• [Brief]: Every line of the data that contains the string "поддержку" must be copied.

• [Supplied records]:
● ● ●

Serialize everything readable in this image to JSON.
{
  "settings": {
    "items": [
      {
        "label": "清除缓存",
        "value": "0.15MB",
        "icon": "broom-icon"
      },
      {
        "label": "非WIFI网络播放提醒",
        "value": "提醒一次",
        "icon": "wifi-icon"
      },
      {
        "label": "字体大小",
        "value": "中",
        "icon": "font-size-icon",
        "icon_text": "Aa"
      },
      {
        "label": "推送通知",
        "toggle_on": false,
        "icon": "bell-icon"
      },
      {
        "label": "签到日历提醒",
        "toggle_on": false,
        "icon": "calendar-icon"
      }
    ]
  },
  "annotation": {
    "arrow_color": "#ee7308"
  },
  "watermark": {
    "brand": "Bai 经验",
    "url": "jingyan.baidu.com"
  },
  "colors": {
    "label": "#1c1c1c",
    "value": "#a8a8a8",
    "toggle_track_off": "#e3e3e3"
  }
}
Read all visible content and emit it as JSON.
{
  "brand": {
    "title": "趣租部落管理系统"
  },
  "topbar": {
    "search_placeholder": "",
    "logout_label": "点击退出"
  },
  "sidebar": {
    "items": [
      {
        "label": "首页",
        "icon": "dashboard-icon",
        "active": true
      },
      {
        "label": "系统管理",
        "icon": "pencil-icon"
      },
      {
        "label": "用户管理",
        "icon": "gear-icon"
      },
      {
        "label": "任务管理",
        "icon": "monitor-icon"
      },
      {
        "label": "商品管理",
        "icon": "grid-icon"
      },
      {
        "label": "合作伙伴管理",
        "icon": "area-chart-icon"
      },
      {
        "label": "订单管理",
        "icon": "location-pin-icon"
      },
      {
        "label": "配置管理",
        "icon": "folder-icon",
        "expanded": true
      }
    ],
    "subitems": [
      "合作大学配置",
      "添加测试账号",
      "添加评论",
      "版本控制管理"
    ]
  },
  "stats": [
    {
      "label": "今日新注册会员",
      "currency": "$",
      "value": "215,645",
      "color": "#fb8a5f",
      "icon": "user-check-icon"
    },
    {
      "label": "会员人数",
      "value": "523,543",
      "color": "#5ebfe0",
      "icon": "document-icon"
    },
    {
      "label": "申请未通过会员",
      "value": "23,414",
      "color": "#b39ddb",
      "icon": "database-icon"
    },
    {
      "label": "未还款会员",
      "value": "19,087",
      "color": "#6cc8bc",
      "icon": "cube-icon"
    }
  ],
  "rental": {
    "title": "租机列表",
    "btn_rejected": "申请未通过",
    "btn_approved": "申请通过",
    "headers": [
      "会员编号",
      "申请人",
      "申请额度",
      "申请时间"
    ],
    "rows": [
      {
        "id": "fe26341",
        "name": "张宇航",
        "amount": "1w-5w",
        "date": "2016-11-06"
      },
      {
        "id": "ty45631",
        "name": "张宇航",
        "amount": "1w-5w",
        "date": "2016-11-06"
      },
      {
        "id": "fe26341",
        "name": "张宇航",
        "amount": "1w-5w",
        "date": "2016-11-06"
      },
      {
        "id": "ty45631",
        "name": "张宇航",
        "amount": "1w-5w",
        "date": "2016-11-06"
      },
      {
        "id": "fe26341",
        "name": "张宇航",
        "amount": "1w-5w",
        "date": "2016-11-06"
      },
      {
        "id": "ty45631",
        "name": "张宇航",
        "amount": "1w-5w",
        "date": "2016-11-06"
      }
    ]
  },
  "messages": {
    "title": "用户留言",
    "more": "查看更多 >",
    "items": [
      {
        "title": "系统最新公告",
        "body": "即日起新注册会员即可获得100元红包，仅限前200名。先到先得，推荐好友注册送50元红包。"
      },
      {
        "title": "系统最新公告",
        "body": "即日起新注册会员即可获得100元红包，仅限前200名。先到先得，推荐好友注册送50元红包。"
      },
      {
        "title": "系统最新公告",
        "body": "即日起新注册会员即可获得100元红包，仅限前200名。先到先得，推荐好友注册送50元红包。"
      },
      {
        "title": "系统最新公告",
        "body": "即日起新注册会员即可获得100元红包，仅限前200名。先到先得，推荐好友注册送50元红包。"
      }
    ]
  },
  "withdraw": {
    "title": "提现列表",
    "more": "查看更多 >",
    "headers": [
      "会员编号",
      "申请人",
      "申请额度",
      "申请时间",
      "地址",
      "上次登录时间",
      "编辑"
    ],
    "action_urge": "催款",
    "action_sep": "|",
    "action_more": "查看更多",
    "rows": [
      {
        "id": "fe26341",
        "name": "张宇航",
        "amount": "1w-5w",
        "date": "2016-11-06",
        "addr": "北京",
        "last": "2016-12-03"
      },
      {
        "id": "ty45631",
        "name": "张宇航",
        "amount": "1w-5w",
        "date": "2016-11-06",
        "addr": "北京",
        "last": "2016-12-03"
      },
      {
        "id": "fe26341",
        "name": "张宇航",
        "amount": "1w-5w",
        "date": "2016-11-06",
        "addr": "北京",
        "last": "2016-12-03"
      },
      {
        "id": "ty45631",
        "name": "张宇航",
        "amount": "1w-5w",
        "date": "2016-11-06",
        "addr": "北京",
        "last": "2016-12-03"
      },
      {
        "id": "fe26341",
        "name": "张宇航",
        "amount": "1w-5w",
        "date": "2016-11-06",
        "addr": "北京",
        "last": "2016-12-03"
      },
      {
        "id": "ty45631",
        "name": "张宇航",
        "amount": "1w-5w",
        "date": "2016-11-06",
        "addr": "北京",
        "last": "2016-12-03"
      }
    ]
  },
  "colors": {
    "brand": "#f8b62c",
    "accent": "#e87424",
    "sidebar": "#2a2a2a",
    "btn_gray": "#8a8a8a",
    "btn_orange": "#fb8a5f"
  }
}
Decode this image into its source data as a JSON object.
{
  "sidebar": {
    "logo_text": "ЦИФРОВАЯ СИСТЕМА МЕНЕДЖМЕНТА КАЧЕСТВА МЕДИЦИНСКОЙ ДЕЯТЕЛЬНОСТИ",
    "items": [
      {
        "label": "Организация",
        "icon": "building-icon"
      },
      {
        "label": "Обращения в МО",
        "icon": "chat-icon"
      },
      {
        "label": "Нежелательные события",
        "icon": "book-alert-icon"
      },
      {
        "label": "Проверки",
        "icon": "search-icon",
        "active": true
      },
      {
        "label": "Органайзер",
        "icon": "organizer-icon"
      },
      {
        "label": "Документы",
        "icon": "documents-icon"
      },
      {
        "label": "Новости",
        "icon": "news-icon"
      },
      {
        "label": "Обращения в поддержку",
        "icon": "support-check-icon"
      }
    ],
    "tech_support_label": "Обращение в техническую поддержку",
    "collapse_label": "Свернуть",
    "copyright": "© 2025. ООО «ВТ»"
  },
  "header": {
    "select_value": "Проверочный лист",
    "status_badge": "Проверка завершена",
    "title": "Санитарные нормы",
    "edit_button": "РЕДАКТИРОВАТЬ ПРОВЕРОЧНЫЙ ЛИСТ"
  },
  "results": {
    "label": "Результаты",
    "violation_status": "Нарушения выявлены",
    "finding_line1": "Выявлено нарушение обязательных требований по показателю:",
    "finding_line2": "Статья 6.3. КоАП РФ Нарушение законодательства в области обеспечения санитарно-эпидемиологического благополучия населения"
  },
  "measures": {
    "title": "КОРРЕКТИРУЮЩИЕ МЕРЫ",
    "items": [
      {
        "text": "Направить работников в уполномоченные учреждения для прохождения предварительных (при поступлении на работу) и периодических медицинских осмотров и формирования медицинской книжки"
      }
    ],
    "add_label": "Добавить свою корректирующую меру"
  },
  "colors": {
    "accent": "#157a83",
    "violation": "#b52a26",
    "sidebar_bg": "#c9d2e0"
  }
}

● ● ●

• [Solution to this task]:
        "label": "Обращения в поддержку",
    "tech_support_label": "Обращение в техническую поддержку",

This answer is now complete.